COSC 1435 Lab 6

Purpose: This lab is to look at how to manipulate numbers, by developing a program that allows the input of two fractions, and then the addition and multiplication of those two fractions.

Due: Beginning of class, March 18, 2013

Requirements: Do the following:

1. This lab focuses on fractions. Write a program that inputs two fractions (a numerator and a denominator for each). The program should work properly for all fractions, except those that have a zero in either denominator. If the user enters 0 in a denominator, give an error message and exit the program. You will then use these two fractions to do the following:

• Add the two fractions together and give the resulting fraction and the decimal equivalent. Remember that you can only add fractions that have the same denominator and for this lab you may just multiple the two denominator together (make sure you appropriately multiply the numerators), to give a common denominator, without worrying about the least common denominator. If the two fractions that were entered were 9/13 and 7/12 the output would be shown as both 199/156 and 1.2756.
• Multiply the two fractions together and give the resulting fraction and the decimal equivalent. If the two fractions that were entered were 2/9 and 6/3 the output would be 12/27 and 0.4444

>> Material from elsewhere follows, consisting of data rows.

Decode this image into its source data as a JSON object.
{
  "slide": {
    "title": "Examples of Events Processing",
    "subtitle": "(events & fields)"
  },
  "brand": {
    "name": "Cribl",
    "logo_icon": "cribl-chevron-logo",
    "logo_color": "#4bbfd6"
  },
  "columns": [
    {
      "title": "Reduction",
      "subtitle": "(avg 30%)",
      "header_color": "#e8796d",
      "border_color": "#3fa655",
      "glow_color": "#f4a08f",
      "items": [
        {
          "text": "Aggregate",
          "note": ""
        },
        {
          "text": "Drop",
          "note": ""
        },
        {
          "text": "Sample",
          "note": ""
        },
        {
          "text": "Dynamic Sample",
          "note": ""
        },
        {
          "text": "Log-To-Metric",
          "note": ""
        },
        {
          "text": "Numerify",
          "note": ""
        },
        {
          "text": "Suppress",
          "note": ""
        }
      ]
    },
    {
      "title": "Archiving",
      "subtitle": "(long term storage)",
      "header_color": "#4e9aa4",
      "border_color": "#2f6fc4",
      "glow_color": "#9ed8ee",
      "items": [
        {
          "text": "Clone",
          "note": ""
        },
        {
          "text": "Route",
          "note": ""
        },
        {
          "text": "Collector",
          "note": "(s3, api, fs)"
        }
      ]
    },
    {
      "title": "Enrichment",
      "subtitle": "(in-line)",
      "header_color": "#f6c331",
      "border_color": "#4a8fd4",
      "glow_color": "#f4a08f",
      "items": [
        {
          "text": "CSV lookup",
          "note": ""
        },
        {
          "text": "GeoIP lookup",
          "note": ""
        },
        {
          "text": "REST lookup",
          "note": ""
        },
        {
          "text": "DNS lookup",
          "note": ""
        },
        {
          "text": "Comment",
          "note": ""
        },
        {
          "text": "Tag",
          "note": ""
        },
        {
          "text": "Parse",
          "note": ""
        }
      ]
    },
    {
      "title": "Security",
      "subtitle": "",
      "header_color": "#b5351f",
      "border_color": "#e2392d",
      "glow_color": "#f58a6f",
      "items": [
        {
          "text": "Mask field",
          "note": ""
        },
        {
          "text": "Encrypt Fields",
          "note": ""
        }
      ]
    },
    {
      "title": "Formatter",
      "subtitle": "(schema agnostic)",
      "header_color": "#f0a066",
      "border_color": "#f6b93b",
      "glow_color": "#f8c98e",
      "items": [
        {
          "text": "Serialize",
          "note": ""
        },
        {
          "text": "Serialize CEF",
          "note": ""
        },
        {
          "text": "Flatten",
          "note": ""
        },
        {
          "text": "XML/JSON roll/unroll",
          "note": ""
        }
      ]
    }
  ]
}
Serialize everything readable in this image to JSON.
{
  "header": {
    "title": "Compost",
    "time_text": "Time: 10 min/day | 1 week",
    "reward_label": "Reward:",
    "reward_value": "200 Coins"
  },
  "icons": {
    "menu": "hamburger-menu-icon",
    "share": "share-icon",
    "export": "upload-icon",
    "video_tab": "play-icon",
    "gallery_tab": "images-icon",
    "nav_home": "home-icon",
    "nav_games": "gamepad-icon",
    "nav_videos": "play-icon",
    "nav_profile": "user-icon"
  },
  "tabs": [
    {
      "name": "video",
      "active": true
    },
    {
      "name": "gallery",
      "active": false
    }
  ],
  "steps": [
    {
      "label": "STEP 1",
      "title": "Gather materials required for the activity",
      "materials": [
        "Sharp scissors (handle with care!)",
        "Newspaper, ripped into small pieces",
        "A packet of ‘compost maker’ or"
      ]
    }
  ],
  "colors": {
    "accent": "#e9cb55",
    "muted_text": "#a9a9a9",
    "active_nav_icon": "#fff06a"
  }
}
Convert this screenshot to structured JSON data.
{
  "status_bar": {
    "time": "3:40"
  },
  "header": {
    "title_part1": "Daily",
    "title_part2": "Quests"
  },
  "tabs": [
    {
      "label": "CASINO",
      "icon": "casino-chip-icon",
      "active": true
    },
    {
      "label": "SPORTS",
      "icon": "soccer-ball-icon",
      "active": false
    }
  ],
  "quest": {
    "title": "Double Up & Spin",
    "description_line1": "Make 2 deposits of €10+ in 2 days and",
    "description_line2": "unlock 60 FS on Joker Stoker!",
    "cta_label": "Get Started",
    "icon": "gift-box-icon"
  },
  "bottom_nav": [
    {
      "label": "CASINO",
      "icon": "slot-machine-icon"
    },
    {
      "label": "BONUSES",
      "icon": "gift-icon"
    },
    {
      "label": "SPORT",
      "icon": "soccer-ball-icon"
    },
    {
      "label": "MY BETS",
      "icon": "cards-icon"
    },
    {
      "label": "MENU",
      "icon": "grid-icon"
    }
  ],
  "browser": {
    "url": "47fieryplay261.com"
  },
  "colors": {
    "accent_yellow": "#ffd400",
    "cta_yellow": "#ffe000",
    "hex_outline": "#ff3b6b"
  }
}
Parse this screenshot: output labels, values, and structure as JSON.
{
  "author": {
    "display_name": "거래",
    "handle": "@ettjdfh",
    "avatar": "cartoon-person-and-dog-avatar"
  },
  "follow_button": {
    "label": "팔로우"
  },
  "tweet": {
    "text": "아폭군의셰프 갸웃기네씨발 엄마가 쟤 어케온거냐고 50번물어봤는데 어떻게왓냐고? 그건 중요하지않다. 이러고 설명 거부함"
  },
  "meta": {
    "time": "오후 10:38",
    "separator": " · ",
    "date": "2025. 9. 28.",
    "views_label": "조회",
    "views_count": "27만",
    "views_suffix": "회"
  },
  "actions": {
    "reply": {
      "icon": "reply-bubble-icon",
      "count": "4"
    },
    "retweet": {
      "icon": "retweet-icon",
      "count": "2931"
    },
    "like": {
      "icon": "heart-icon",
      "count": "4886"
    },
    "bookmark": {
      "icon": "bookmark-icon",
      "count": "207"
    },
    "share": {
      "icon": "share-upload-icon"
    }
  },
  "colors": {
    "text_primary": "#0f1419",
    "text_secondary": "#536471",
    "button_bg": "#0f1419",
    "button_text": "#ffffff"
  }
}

You program does not need to reduce the result or handle improper fractions (you can do this for bonus points).

Hints:

• Complete pseudocode to develop your design of how to solve this problem, before you start coding. Run several test values through your design to make sure it works properly.
• Use all integer variables for your fractions. You will need integer variables to store the numerator and denominator of each input fraction, the numerator and denominator for the two fractions after the common denominator is found, and for the numerator and denominator for the result of the operations.
• You will need one floating point variable near the end of each process which you use for a floating point divide to find the floating point equivalent of your fraction. If you use floating point variables in the addition and/or multiplication of the fractions, your answers will be wrong.

2. One of the key focuses of this program is on the user interface. Make sure both your input and output are clearly labeled so an untrained user can understand what occurred. As a minimum after the input is complete, your program should show the two fractions being added and multiplied, the resulting fraction (numerator and denominator), and the decimal equivalent. Use the output formatting tools to give consistent output. It is possible to make this output look very nice by using the formatting tools.

For example, this file contains acceptable output, which can be much improved:

3. Make sure your program is properly documented and good programming standards are followed, including properly type casting conversions between variable types.

4. Try your program with a variety of input values, to determine it works properly, including positive and negative numbers in the numerator and denominator. The output you provide should demonstrate your program being run multiple times using all types of inputs.

5. This lab requires a lab report/documentation package. All of these items are not typically in the same file (source code and sample output should definitely be in their own files), but the main lab report file must reference each item by name. Here is a sample lab report. The main lab report must either be a text file (with a .txt extension) or a Microsoft Word file (with a .doc extension). The lab report must includes the following or references (the file name that was attached to the mail) to the following information:

• Purpose of this program.
• Pseudocode (this will probably be in two version, before coding and a revised version after coding/debugging)
• Program source code
• Program output, with sample data
• What problems/successes did you have with this program?
• An estimate of how much time you spent working on this lab

6. Bonus: Include code to handle reducing fractions and improper fractions. The instructor and lab assistants will assist you in these techniques, since the syntax required for these operations has not yet been discussed in class.

Program Submission. You will be submitting this lab via Blackboard. The teaching assistant will provide further instructions on how to accomplish this. Prepare the following:

• Your program source code. This file should be called lab06***.cpp, where the *** is replaced with your initials.
• A copy of your program output saved as a file. This file should be called lab06***.txt, where the *** is replaced with your initials. The .txt signifies that this is an ASCII text file.
• A lab report as described above. The lab report may be in a Microsoft Word document, with a .doc suffix or an ASCII text file with a .txt suffix. Make sure it contains all of the required items. This file should be called either lab06***doc.txt for a text file or lab06***doc.doc for a Microsoft Word file, where the *** is replaced with your initials.

Submit via blackboard following the instructions given during the lab

Grading Criteria: 100 points available for this lab. 20 bonus points for item 6.

• The lab will be graded using this grading criteria. The points will then be scaled to the available points.
• Here is a C++ style guide from Dr. Fernandez that should assist you in coding your program. Style guide.
• 100 points if all of the above requirements are met.